so it's been said that "there are a million stories in the naked city" (and just so there's no question of it--I Am Not Claiming That as My Original Phrase.) and i've never been entirely convinced of that--i think there may be million ways to tell a handful of stories all surrounding basic desires; but there are very few desires when it comes right down to it (Language Log may make a much more eloquent statement than i can.) The art comes in the telling (and in the perspective of the artist--there are those who argue--sometimes me among them that artists have to be just a little crazy in some way or another to have that perspective but that's another subject entirely...)

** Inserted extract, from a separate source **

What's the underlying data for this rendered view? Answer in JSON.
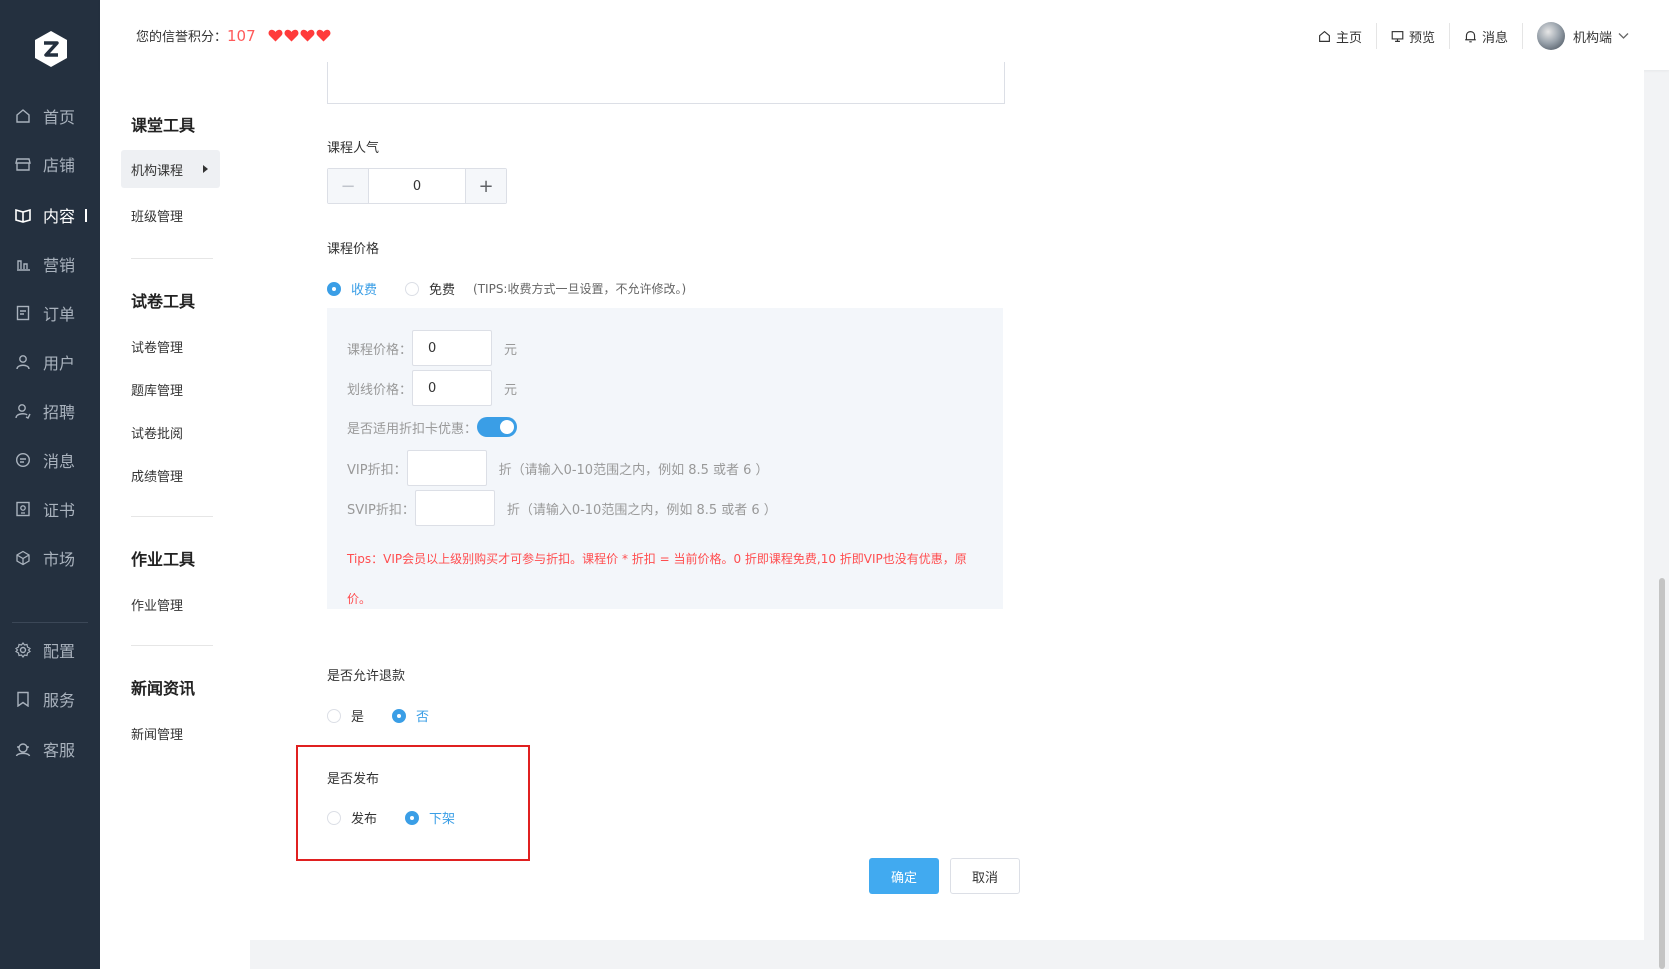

And that brings us to the, oh so many questions, revolving around How Opal Mehta Got Kissed, Got Wild, and Got a Life brouhaha, a book that didn't catch my interest much with the first review i read, and still doesn't, although what is going on with it now sure does. Now i've always been against plagiarism, and it seems to be an issue plaguing modern day society. According to the Center for Academic Integrity at Duke University up to 40% of college students admit to "cut & paste" plagiarism. Now supposedly Kaavya Viswanathan wrote at least 40 passages that "contain identical language and/or common scene or dialogue structure" with Megan McCafferty's Sloppy Firsts and Second Helpings. I've looked at a few of these and it does seem a little too close for comfort--Kaavya's excuse? She loved McCaferty's work, and must have internalized it.
But there are a few other issues that popped up (first how does a senior in high school get a $500,000 advance based on a writing sample and can i sign up somewhere--i promise not to plagiarize--in fact i'll settle for $100,000...but back to the topic at hand) like book packagers. Apparently Kaavya's "college application coach" heard she was a writer and got her an agent at William Morris. The agent got her a deal with a "packager" (Alloy). Book packagers often give writers plots, characters, etc., and have them fill in the details. Reportedly Kaavya sent them chapters (of what was apparently a much darker tale at one point--one that sounds a little more appealing to me) and they "helped" her edit--exactly how much writing Alloy did is becoming less and less clear as time goes by (as for editing that is definitely a lost art have you tried to read any published works lately???) --In fact, in this particular case, the same editor, Claudia Gabel, is thanked on the acknowledgments pages of both Ms. McCafferty's books and Ms. Viswanathan's How Opal Mehta Got Kissed, Got Wild, and Got a Life. Ms. Gabel had been an editorial assistant at Crown Publishing Group, then moved to Alloy, where she helped develop the idea for Ms. Viswanathan's book. So, the same woman who helped along on McCafferty's books also worked on Viswanathan's book? And she didn't notice any similarities?? Who is at more fault here the seventeen-year-old girl or the experienced editor? And who actually did the bulk of the plagiarizing? Will we ever really know?
And now further scrutiny, and so very much scrutiny, seems to be revealing "borrowing" from other novels by Cabot, Kinsella, and Rushdie--now this seems to me to be carrying things a bit too far. These "similarities" mostly seem to be descriptions of things people might say, common expressions--or, in the case of the Rushdie book, rhyming roadsides which are common in India. I'm sure if we look hard enough we will find the influences others in every artist's work because we cannot help but be the sum of all that has gone before; we can only hope for some originality and profundity.
Anyone remember Milli Vanilli?